In August, Son Duong and his 18-year-old son, Nathan, watched a TV report of desperate Afghans fleeing Kabul on a military plane. Nathan saw his dad jump a little. He was having a flashback.
“Oh my God! I was in that position,” the older Duong said he was thinking. A 52-year-old artist who creates Trader Joe’s signage and lives in Monroe, he had been on a similar plane 46 years ago.
Saigon was falling. He and his brother, playing in an alley, were swept up by their father, who had suddenly arrived home: “It’s time to go.”
“Go where?” the 5-year-old thought.
Son remembers commotion in the street as they reached the end of the alley, then his dad pushing him through the window of a crowded bus, and being pushed back out when it became clear the bus was stalled. They walked on to an American military base near the airport, where in a bowling alley he was reunited with his mom, sister, uncle and aunt.
A cavernous, seatless plane with red and orange lights — seemingly everywhere, to a child’s eye — came to take the refugees away.
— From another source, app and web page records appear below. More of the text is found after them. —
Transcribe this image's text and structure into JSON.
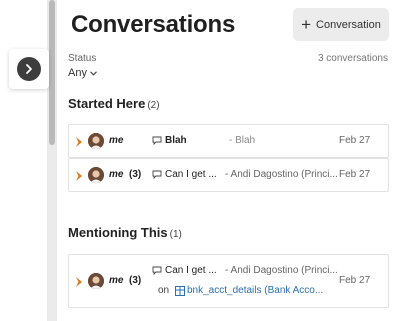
{
  "header": {
    "title": "Conversations",
    "new_button_label": "Conversation"
  },
  "filter": {
    "status_label": "Status",
    "status_value": "Any",
    "count_text": "3 conversations"
  },
  "started": {
    "title": "Started Here",
    "count": "(2)",
    "rows": [
      {
        "who": "me",
        "count": "",
        "topic": "Blah",
        "snippet": "- Blah",
        "date": "Feb 27"
      },
      {
        "who": "me",
        "count": "(3)",
        "topic": "Can I get ...",
        "snippet": "- Andi Dagostino (Princi...",
        "date": "Feb 27"
      }
    ]
  },
  "mentioning": {
    "title": "Mentioning This",
    "count": "(1)",
    "rows": [
      {
        "who": "me",
        "count": "(3)",
        "topic": "Can I get ...",
        "snippet": "- Andi Dagostino (Princi...",
        "date": "Feb 27",
        "on_label": "on",
        "link_text": "bnk_acct_details (Bank Acco..."
      }
    ]
  },
  "colors": {
    "flag": "#e07a18",
    "link": "#2a6fb0",
    "button_bg": "#ececec"
  },
  "icons": {
    "expand": "chevron-right-icon",
    "add": "plus-icon",
    "comment": "speech-bubble-icon",
    "table": "table-icon",
    "dropdown": "chevron-down-icon"
  }
}
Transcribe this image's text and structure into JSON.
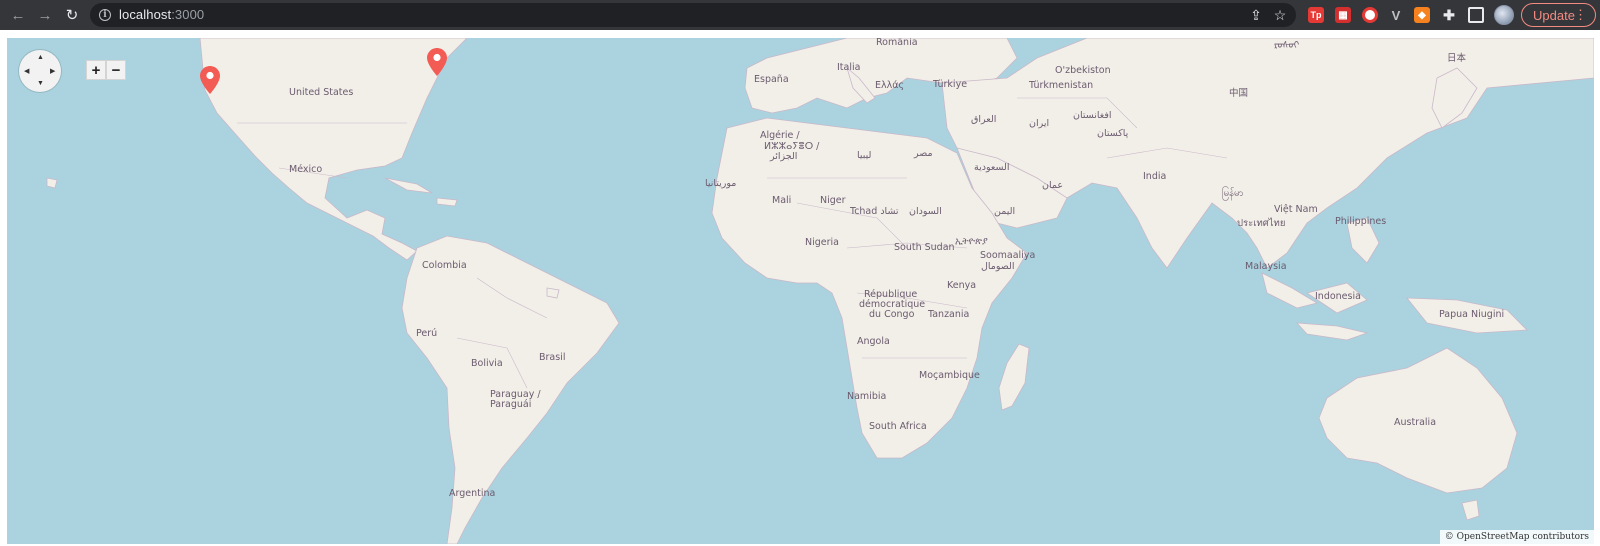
{
  "browser": {
    "url_host": "localhost",
    "url_port": ":3000",
    "update_label": "Update",
    "icons": [
      "back-arrow-icon",
      "forward-arrow-icon",
      "reload-icon",
      "info-icon",
      "share-icon",
      "star-icon",
      "puzzle-icon",
      "sidepanel-icon",
      "kebab-menu-icon"
    ],
    "extension_badge_text": "Tp"
  },
  "map": {
    "controls": {
      "zoom_in": "+",
      "zoom_out": "−"
    },
    "attribution": "© OpenStreetMap contributors",
    "labels": {
      "romania": "România",
      "russia_partial": "ᠷᠣᠰᠣᠶ",
      "japan": "日本",
      "espana": "España",
      "italia": "Italia",
      "ozbekiston": "O'zbekiston",
      "ellas": "Ελλάς",
      "turkiye": "Türkiye",
      "turkmenistan": "Türkmenistan",
      "china": "中国",
      "united_states": "United States",
      "iraq": "العراق",
      "iran": "ایران",
      "afghanistan": "افغانستان",
      "pakistan": "پاکستان",
      "algeria_line1": "Algérie /",
      "algeria_line2": "ⵍⵣⵣⴰⵢⴻⵔ /",
      "algeria_line3": "الجزائر",
      "libya": "ليبيا",
      "egypt": "مصر",
      "saudi": "السعودية",
      "mexico": "México",
      "mauritania": "موريتانيا",
      "oman": "عمان",
      "india": "India",
      "myanmar": "မြန်မာ",
      "mali": "Mali",
      "niger": "Niger",
      "tchad": "Tchad تشاد",
      "sudan": "السودان",
      "yemen": "اليمن",
      "vietnam": "Việt Nam",
      "philippines": "Philippines",
      "thailand": "ประเทศไทย",
      "nigeria": "Nigeria",
      "south_sudan": "South Sudan",
      "ethiopia": "ኢትዮጵያ",
      "somalia_line1": "Soomaaliya",
      "somalia_line2": "الصومال",
      "colombia": "Colombia",
      "malaysia": "Malaysia",
      "kenya": "Kenya",
      "indonesia": "Indonesia",
      "drc_line1": "République",
      "drc_line2": "démocratique",
      "drc_line3": "du Congo",
      "tanzania": "Tanzania",
      "papua": "Papua Niugini",
      "peru": "Perú",
      "brasil": "Brasil",
      "bolivia": "Bolivia",
      "angola": "Angola",
      "mocambique": "Moçambique",
      "paraguay_line1": "Paraguay /",
      "paraguay_line2": "Paraguái",
      "namibia": "Namibia",
      "australia": "Australia",
      "south_africa": "South Africa",
      "argentina": "Argentina"
    },
    "markers": [
      "map-pin-west-coast",
      "map-pin-east-coast"
    ],
    "colors": {
      "water": "#aad3df",
      "land": "#f2efe9",
      "border": "#b9a8b9",
      "marker": "#f25c54"
    }
  }
}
Seeing the images of evacuating Afghans decades later, Nathan was the first in his family to get the idea: Maybe we should help. He got in touch with Viets for Afghans, a newly formed group of Vietnamese Americans in the Seattle area driven by their own families’ experiences to support this newest wave of refugees.
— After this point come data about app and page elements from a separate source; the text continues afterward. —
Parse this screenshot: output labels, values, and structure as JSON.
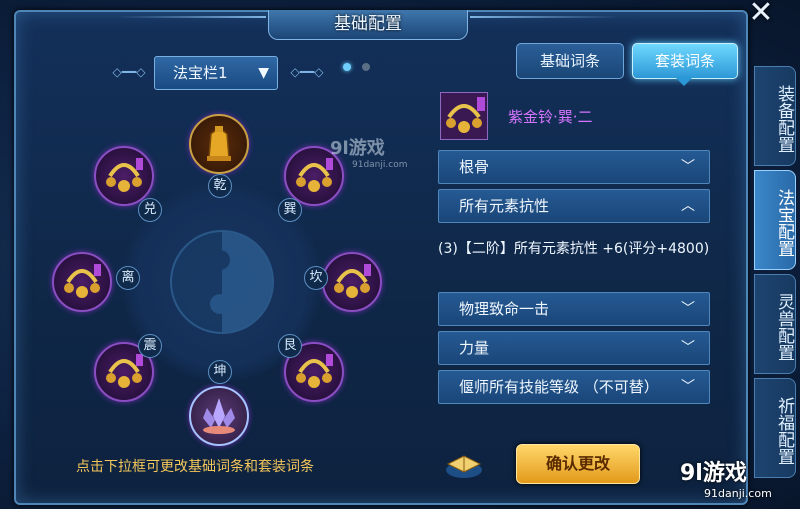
{
  "window": {
    "title": "基础配置",
    "close_label": "✕"
  },
  "selector": {
    "value": "法宝栏1",
    "page_count": 2,
    "active_page": 1
  },
  "wheel": {
    "trigrams": [
      "乾",
      "巽",
      "坎",
      "艮",
      "坤",
      "震",
      "离",
      "兑"
    ],
    "slots": [
      {
        "pos": "乾",
        "icon": "golden-bell-icon"
      },
      {
        "pos": "巽",
        "icon": "purple-bell-necklace-icon"
      },
      {
        "pos": "坎",
        "icon": "purple-bell-necklace-icon"
      },
      {
        "pos": "艮",
        "icon": "purple-bell-necklace-icon"
      },
      {
        "pos": "坤",
        "icon": "crystal-lotus-icon"
      },
      {
        "pos": "震",
        "icon": "purple-bell-necklace-icon"
      },
      {
        "pos": "离",
        "icon": "purple-bell-necklace-icon"
      },
      {
        "pos": "兑",
        "icon": "purple-bell-necklace-icon"
      }
    ]
  },
  "hint": "点击下拉框可更改基础词条和套装词条",
  "tabs": {
    "basic": "基础词条",
    "set": "套装词条",
    "active": "set"
  },
  "item": {
    "name": "紫金铃·巽·二",
    "icon": "purple-bell-necklace-icon"
  },
  "attributes": [
    {
      "label": "根骨",
      "expanded": false
    },
    {
      "label": "所有元素抗性",
      "expanded": true,
      "detail": "(3)【二阶】所有元素抗性 +6(评分+4800)"
    },
    {
      "label": "物理致命一击",
      "expanded": false
    },
    {
      "label": "力量",
      "expanded": false
    },
    {
      "label": "偃师所有技能等级 （不可替）",
      "expanded": false
    }
  ],
  "confirm_label": "确认更改",
  "side_tabs": [
    {
      "label": "装备配置",
      "active": false
    },
    {
      "label": "法宝配置",
      "active": true
    },
    {
      "label": "灵兽配置",
      "active": false
    },
    {
      "label": "祈福配置",
      "active": false
    }
  ],
  "watermark": {
    "brand": "9l游戏",
    "domain": "91danji.com"
  },
  "colors": {
    "accent": "#2c97d6",
    "gold": "#f4c75a",
    "item_name": "#d675ff",
    "confirm": "#e39a1b"
  }
}
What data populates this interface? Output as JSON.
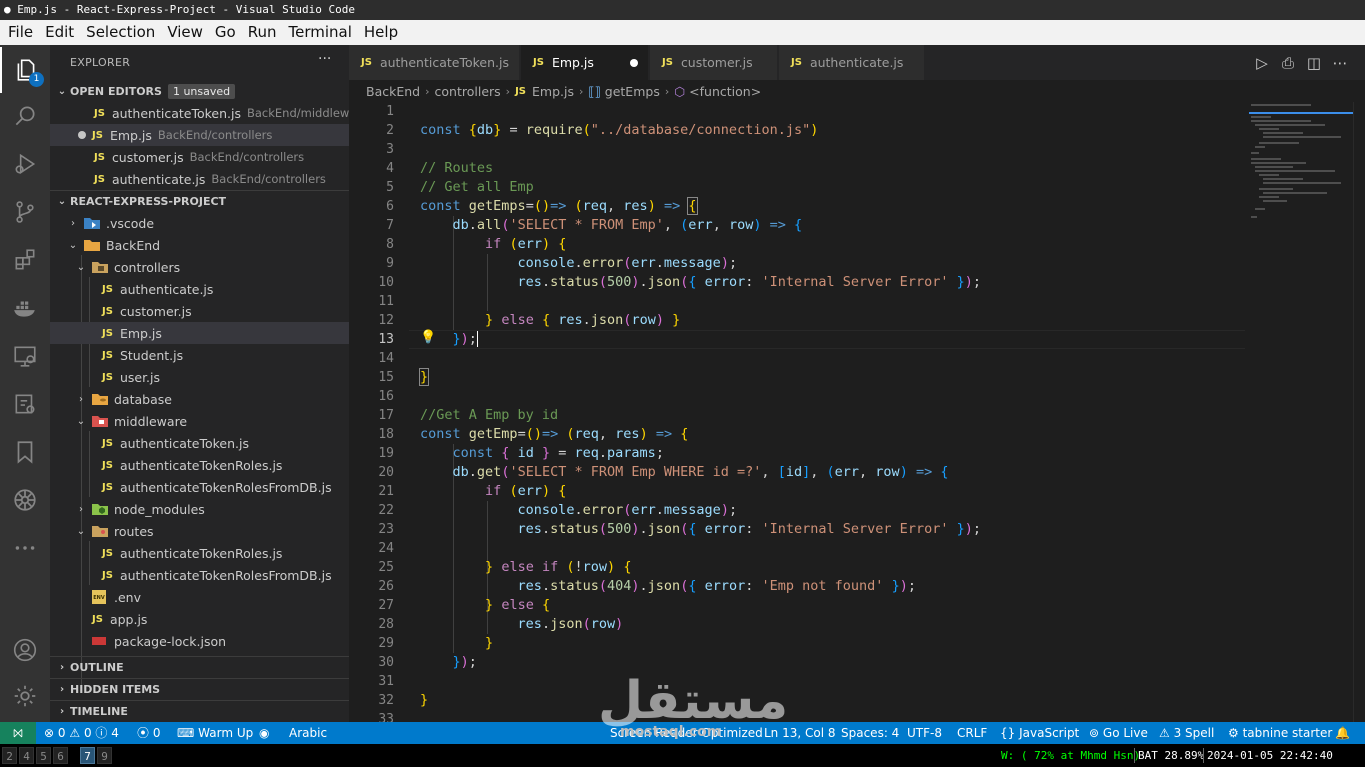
{
  "window": {
    "title": "● Emp.js - React-Express-Project - Visual Studio Code"
  },
  "menu": [
    "File",
    "Edit",
    "Selection",
    "View",
    "Go",
    "Run",
    "Terminal",
    "Help"
  ],
  "activity_bar": {
    "explorer_badge": "1"
  },
  "sidebar": {
    "title": "EXPLORER",
    "more": "···",
    "open_editors": {
      "label": "OPEN EDITORS",
      "badge": "1 unsaved",
      "items": [
        {
          "name": "authenticateToken.js",
          "path": "BackEnd/middlew..."
        },
        {
          "name": "Emp.js",
          "path": "BackEnd/controllers"
        },
        {
          "name": "customer.js",
          "path": "BackEnd/controllers"
        },
        {
          "name": "authenticate.js",
          "path": "BackEnd/controllers"
        }
      ]
    },
    "project": {
      "label": "REACT-EXPRESS-PROJECT",
      "tree": [
        {
          "label": ".vscode"
        },
        {
          "label": "BackEnd"
        },
        {
          "label": "controllers"
        },
        {
          "label": "authenticate.js"
        },
        {
          "label": "customer.js"
        },
        {
          "label": "Emp.js"
        },
        {
          "label": "Student.js"
        },
        {
          "label": "user.js"
        },
        {
          "label": "database"
        },
        {
          "label": "middleware"
        },
        {
          "label": "authenticateToken.js"
        },
        {
          "label": "authenticateTokenRoles.js"
        },
        {
          "label": "authenticateTokenRolesFromDB.js"
        },
        {
          "label": "node_modules"
        },
        {
          "label": "routes"
        },
        {
          "label": "authenticateTokenRoles.js"
        },
        {
          "label": "authenticateTokenRolesFromDB.js"
        },
        {
          "label": ".env"
        },
        {
          "label": "app.js"
        },
        {
          "label": "package-lock.json"
        }
      ]
    },
    "outline": "OUTLINE",
    "hidden_items": "HIDDEN ITEMS",
    "timeline": "TIMELINE",
    "icon_labels": {
      "js": "JS",
      "env": "ENV"
    }
  },
  "tabs": [
    {
      "label": "authenticateToken.js"
    },
    {
      "label": "Emp.js"
    },
    {
      "label": "customer.js"
    },
    {
      "label": "authenticate.js"
    }
  ],
  "breadcrumb": {
    "parts": [
      "BackEnd",
      "controllers",
      "Emp.js",
      "getEmps",
      "<function>"
    ],
    "js": "JS"
  },
  "editor": {
    "current_line": 13,
    "lines": [
      "1",
      "2",
      "3",
      "4",
      "5",
      "6",
      "7",
      "8",
      "9",
      "10",
      "11",
      "12",
      "13",
      "14",
      "15",
      "16",
      "17",
      "18",
      "19",
      "20",
      "21",
      "22",
      "23",
      "24",
      "25",
      "26",
      "27",
      "28",
      "29",
      "30",
      "31",
      "32",
      "33"
    ]
  },
  "status": {
    "errors": "0",
    "warnings": "0",
    "info": "4",
    "ports": "0",
    "warm_up": "Warm Up",
    "language_keyboard": "Arabic",
    "screen_reader": "Screen Reader Optimized",
    "cursor": "Ln 13, Col 8",
    "spaces": "Spaces: 4",
    "encoding": "UTF-8",
    "eol": "CRLF",
    "language": "JavaScript",
    "go_live": "Go Live",
    "spell": "3 Spell",
    "tabnine": "tabnine starter"
  },
  "i3": {
    "workspaces": [
      "2",
      "4",
      "5",
      "6",
      "7",
      "9"
    ],
    "focused": "7",
    "wifi": "W: ( 72% at Mhmd Hsn)",
    "battery": "BAT 28.89%",
    "datetime": "2024-01-05 22:42:40"
  },
  "watermark": {
    "text": "مستقل",
    "url": "mostaql.com"
  }
}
Now, the Duong family and several other members of Viets for Afghans plan to participate in a federal program launched last month that could radically change how some refugees are resettled. With tens of thousands of Afghan refugees stuck on U.S. military bases, many waiting for overwhelmed agencies to bring them into communities around the country, the State Department is inviting private citizens to form “sponsor circles.”
Just like resettlement agencies, which will continue to do this work, the circles of five or more people commit to helping refugees get housing, jobs, furniture, clothes, government benefits and whatever else they need to start a new life. The circles also must raise $2,275 for each sponsored individual to replace money typically provided by the federal government.
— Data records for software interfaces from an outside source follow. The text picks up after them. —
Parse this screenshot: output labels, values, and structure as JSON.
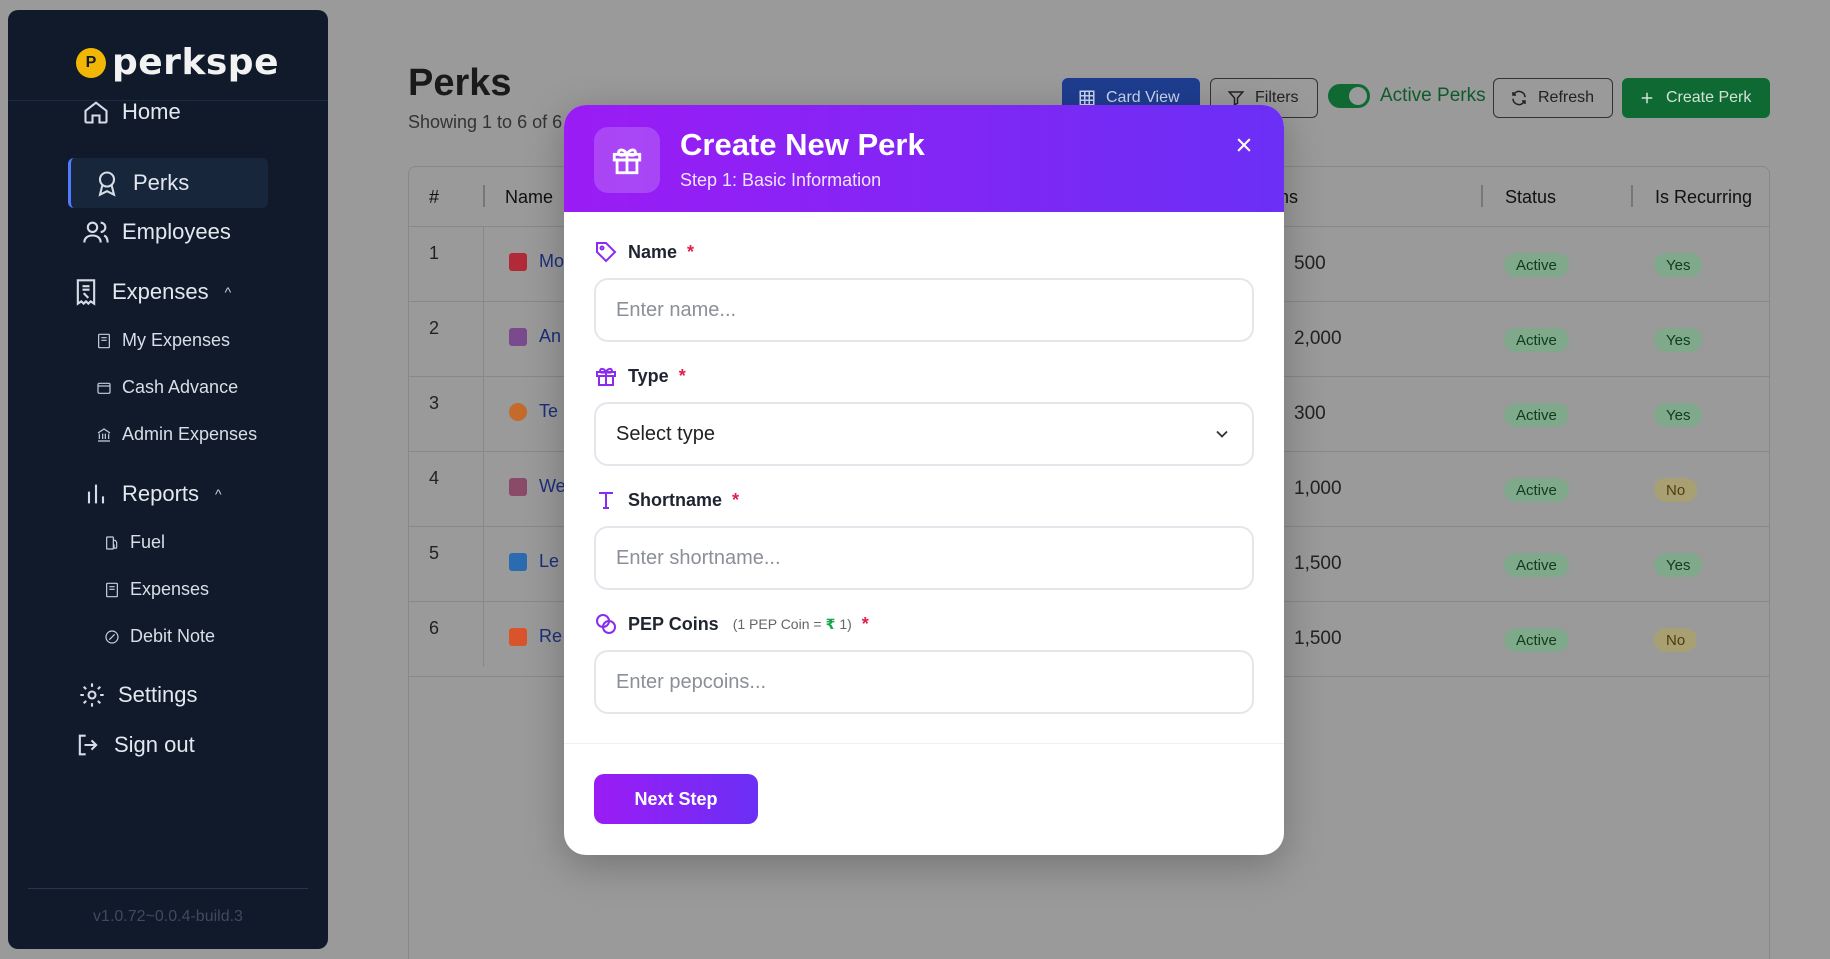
{
  "sidebar": {
    "logo_text": "perkspe",
    "logo_badge": "P",
    "items": [
      {
        "label": "Home"
      },
      {
        "label": "Perks"
      },
      {
        "label": "Employees"
      },
      {
        "label": "Expenses"
      },
      {
        "label": "Reports"
      },
      {
        "label": "Settings"
      },
      {
        "label": "Sign out"
      }
    ],
    "expenses_sub": [
      "My Expenses",
      "Cash Advance",
      "Admin Expenses"
    ],
    "reports_sub": [
      "Fuel",
      "Expenses",
      "Debit Note"
    ],
    "caret": "^",
    "version": "v1.0.72~0.0.4-build.3"
  },
  "main": {
    "title": "Perks",
    "subtitle": "Showing 1 to 6 of 6 r",
    "card_view": "Card View",
    "filters": "Filters",
    "active_perks": "Active Perks",
    "refresh": "Refresh",
    "create_perk": "Create Perk",
    "columns": {
      "num": "#",
      "name": "Name",
      "coins": "ns",
      "status": "Status",
      "recurring": "Is Recurring"
    },
    "rows": [
      {
        "num": "1",
        "name": "Mo",
        "coins": "500",
        "status": "Active",
        "recurring": "Yes",
        "color": "#b02a37"
      },
      {
        "num": "2",
        "name": "An",
        "coins": "2,000",
        "status": "Active",
        "recurring": "Yes",
        "color": "#7a4b8c"
      },
      {
        "num": "3",
        "name": "Te",
        "coins": "300",
        "status": "Active",
        "recurring": "Yes",
        "color": "#c46b2b"
      },
      {
        "num": "4",
        "name": "We",
        "coins": "1,000",
        "status": "Active",
        "recurring": "No",
        "color": "#8a4b6b"
      },
      {
        "num": "5",
        "name": "Le",
        "coins": "1,500",
        "status": "Active",
        "recurring": "Yes",
        "color": "#2b6bb0"
      },
      {
        "num": "6",
        "name": "Re",
        "coins": "1,500",
        "status": "Active",
        "recurring": "No",
        "color": "#d9542b"
      }
    ]
  },
  "modal": {
    "title": "Create New Perk",
    "step": "Step 1: Basic Information",
    "fields": {
      "name": {
        "label": "Name",
        "placeholder": "Enter name..."
      },
      "type": {
        "label": "Type",
        "value": "Select type"
      },
      "shortname": {
        "label": "Shortname",
        "placeholder": "Enter shortname..."
      },
      "pepcoins": {
        "label": "PEP Coins",
        "hint_prefix": "(1 PEP Coin =",
        "hint_symbol": "₹",
        "hint_suffix": "1)",
        "placeholder": "Enter pepcoins..."
      }
    },
    "required_mark": "*",
    "next_button": "Next Step"
  },
  "colors": {
    "accent_start": "#9b1cf5",
    "accent_end": "#6b2ff5",
    "sidebar_bg": "#101a2b",
    "green": "#0e6a32"
  }
}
The program is just for Afghan refugees, who can choose to be resettled by agencies or private sponsors, and is a precursor to a larger private sponsorship effort the Biden administration plans to start next year. It is modeled on similar programs in Canada, Australia and elsewhere.
Washington is projected to be among the top five locations for Afghan resettlement, because of a significant community of Afghan Americans already here, said state refugee coordinator Sarah Peterson. Roughly 1,000 Afghan refugees have come since July, and at least 1,500 more are expected over the next three months, she said.
Locally, the sponsor circle program has been greeted with excitement, as well as questions and concerns.
“I love the idea of getting the private sector and individuals and community organizations to really step up and help address this critical gap that we have right now,” said Aneelah Afzali, executive director of the American Muslim Empowerment Network at the Muslim Association of Puget Sound, and a former Afghan refugee who came to the U.S. as a child. “The refugee agencies, you know, they’re fantastic, but they’re being tested in unprecedented ways.”
Afzali, whose organization is partnering with the state to welcome Afghan refugees, has been working with the Viets for Afghans circle and said she believes the group is proceeding thoughtfully. At the same time, she worries that some sponsors might be unprepared for this level of responsibility and wants to know more about how the program will work before encouraging others to become sponsors.
Will Berkovitz, CEO of Jewish Family Service of Seattle, has put his concerns more sharply.
“You’re basically taking really well-meaning people without significant supervision, and in most cases with very little knowledge, and asking them to do the work of a professional,” Berkovitz said. Canada has had decades to build a private sponsorship system, he added, advocating a go-slow approach that relies on coordination between volunteers and experienced agencies.
Matt Misterek, a spokesperson for Lutheran Community Services Northwest, said his agency already coordinates with many volunteers who supplement its work. Having an organizational backbone gives refugees support that volunteers on their own possibly couldn’t give, he said. For instance, with money from its church network and fundraising and on top of federal dollars, Lutheran Community Services helps refugees for six months to a year. The sponsor circle program asks for a three-month commitment.
But everything doesn’t necessarily go smoothly with agencies, many of which scaled down as the Trump administration slashed refugee admissions and are now having to rapidly rebuild.
Navid Hamidi, executive director of the Afghan Health Initiative in Kent, said his organization has been paying for some refugees’ groceries because of snags in getting food stamps they’re entitled to, problems that agency caseworkers have been unable to resolve.
Danielle Grigsby — co-founder of the Community Sponsorship Hub, a nonprofit charged by the federal government with managing sponsor applications — said there’s an extensive vetting process, including a background check, a knowledge test based on online curriculum, and review of a resettlement plan that applicants must submit.
The government will not directly monitor sponsors. But Grigsby said sponsors must file 30- and 90-day reports to the Hub and organizations it is working with, and the government will be notified of any problems. Grigsby also said some organizations will provide ongoing support to sponsors.